The skin on salmon provides a nice flashpoint for grilling when you first toss it on the heat. It holds the fish together and protects it against the harsher flames for the lengthy portion of grilling. It’s also perfectly safe to eat, and has plenty of nutrients inside. However, you might have salmon without skin as well. If you do, you’ll need to work to keep the salmon together while grilling so that it doesn’t lose its shape or fall apart.

The key here is to not move or nudge the salmon except when flipping. When you place the salmon on the grill, don’t move it a lot, let it rest. When you go to flip, use tongs to carefully and gently flip it over. Salmon is delicate—but not incredibly delicate so that it falls apart like a sandcastle! It’s just best to keep movement to a minimum if possible.

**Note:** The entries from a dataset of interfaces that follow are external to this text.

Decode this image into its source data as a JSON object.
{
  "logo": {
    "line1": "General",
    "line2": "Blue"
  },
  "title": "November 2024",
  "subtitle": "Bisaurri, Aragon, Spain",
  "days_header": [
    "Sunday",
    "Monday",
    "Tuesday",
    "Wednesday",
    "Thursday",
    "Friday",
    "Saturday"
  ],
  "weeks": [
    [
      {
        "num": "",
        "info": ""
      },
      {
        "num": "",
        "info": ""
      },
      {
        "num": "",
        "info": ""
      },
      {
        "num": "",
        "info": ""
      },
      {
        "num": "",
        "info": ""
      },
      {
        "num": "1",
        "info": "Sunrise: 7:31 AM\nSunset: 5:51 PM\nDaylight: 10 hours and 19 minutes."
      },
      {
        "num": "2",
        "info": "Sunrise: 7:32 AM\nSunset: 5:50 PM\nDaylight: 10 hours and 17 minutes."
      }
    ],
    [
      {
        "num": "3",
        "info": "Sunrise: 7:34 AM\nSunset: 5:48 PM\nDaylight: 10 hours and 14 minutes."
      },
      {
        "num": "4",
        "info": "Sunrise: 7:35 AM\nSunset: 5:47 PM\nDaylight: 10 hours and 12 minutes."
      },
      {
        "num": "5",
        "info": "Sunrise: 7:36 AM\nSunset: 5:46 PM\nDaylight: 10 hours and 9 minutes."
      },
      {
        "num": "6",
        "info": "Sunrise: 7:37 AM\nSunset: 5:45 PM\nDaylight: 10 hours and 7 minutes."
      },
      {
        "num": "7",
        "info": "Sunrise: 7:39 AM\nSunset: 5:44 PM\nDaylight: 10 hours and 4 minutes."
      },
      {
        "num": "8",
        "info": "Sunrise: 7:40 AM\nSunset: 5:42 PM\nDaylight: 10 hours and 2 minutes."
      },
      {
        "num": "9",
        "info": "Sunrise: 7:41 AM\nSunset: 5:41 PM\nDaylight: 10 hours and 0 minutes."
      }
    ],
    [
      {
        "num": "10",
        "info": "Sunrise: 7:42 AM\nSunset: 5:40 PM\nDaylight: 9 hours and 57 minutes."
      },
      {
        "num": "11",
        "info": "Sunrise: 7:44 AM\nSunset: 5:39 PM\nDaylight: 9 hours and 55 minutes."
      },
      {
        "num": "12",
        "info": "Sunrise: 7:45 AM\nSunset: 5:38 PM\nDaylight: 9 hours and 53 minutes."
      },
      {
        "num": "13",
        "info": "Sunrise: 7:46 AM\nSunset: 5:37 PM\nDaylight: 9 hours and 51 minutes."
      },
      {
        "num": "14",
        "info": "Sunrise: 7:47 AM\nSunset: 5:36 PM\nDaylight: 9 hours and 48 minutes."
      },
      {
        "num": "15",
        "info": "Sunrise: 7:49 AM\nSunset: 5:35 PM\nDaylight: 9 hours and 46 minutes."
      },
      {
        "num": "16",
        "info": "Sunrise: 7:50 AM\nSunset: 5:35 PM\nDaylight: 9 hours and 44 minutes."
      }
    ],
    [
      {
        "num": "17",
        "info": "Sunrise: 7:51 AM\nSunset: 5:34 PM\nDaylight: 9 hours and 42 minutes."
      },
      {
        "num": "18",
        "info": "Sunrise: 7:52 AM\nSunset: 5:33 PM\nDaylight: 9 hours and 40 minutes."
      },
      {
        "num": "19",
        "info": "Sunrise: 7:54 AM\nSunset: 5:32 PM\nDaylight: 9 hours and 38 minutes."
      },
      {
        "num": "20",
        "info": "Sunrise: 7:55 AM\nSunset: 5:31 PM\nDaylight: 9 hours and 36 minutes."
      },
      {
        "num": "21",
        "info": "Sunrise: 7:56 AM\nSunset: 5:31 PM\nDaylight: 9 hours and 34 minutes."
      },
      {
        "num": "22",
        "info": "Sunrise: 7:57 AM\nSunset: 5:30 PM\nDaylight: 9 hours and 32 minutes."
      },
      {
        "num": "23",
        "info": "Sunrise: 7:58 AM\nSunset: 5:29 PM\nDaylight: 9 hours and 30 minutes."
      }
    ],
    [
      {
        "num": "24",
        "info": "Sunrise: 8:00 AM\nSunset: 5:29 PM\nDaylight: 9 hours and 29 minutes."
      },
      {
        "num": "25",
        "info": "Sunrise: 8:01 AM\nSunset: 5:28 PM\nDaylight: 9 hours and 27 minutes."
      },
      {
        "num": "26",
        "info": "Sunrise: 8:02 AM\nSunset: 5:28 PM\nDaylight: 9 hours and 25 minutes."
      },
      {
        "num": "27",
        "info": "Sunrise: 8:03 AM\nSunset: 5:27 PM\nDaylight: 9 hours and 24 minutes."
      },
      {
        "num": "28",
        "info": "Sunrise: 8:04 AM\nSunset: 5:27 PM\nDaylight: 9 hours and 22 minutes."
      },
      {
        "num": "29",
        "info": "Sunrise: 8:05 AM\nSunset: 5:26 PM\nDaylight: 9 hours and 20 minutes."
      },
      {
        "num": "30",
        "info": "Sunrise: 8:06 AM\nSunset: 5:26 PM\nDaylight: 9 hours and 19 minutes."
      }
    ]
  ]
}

Can I Grill Salmon in Aluminum Foil?

Foil is useful when you have juices that you really want to remain next to the meat. Salmon isn’t going to shed a lot of juice, so it won’t benefit from the foil in the same way. Plus, you close things off from the tasty smoke floating around in the grill—and smoke is a great additional flavor booster for salmon. You technically can grill it in foil, especially if you’re cooking in a bit of lemon or liquid, but it isn’t necessary for more purest forms of salmon grilling.

If you want to really make your perfect grilled salmon interesting, try grilling lemon halves with salmon. You might not even need the foil though!

Photo by Casey Lee on Unsplash

Salmon Grilling Tips

While you’re grilling salmon, you might notice some white gunk oozing out of the fish. Don’t worry, this is pretty standard for salmon. The white gunk is just coagulated protein that is heating up, turning to liquid, and coming off. It’s totally harmless to eat but you can also wipe it off when you’re done grilling.

130 is a general target for internal temperatures, but you can also check to see if your salmon is done by peeking at the thickest part. Salmon will change from a red translucent color to a pink opaque color as it cooks. The middle shouldn’t be totally pink, but should still have a bit of shine to it. Once you hit that point, pull it from the grill.

Salmon pairs wonderfully with different kinds of white wines, vegetables, and sauces. Let’s get cooking!